* Goal of the exercise
Every record must be given again word for word; no picture belongs in the copy.

(Beginning of Input records)

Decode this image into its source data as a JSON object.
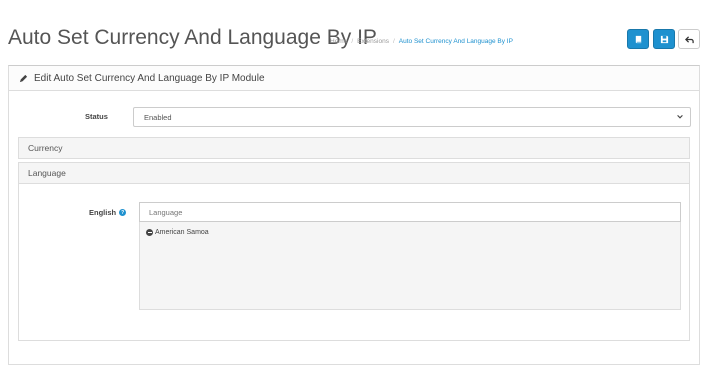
{
  "header": {
    "title": "Auto Set Currency And Language By IP",
    "breadcrumb": [
      "Home",
      "Extensions",
      "Auto Set Currency And Language By IP"
    ]
  },
  "toolbar": {
    "buttons": [
      {
        "icon": "book-icon",
        "style": "primary"
      },
      {
        "icon": "save-icon",
        "style": "primary"
      },
      {
        "icon": "back-icon",
        "style": "default"
      }
    ]
  },
  "panel": {
    "heading": "Edit Auto Set Currency And Language By IP Module",
    "status": {
      "label": "Status",
      "value": "Enabled"
    },
    "sections": [
      "Currency",
      "Language"
    ],
    "language": {
      "label": "English",
      "placeholder": "Language",
      "selected": [
        "American Samoa"
      ]
    }
  },
  "colors": {
    "accent": "#1e91cf",
    "border": "#dddddd",
    "well": "#f5f5f5"
  }
}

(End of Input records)

* The answer
Decode this image into its source data as a JSON object.
{
  "header": {
    "title": "Auto Set Currency And Language By IP",
    "breadcrumb": [
      "Home",
      "Extensions",
      "Auto Set Currency And Language By IP"
    ]
  },
  "toolbar": {
    "buttons": [
      {
        "icon": "book-icon",
        "style": "primary"
      },
      {
        "icon": "save-icon",
        "style": "primary"
      },
      {
        "icon": "back-icon",
        "style": "default"
      }
    ]
  },
  "panel": {
    "heading": "Edit Auto Set Currency And Language By IP Module",
    "status": {
      "label": "Status",
      "value": "Enabled"
    },
    "sections": [
      "Currency",
      "Language"
    ],
    "language": {
      "label": "English",
      "placeholder": "Language",
      "selected": [
        "American Samoa"
      ]
    }
  },
  "colors": {
    "accent": "#1e91cf",
    "border": "#dddddd",
    "well": "#f5f5f5"
  }
}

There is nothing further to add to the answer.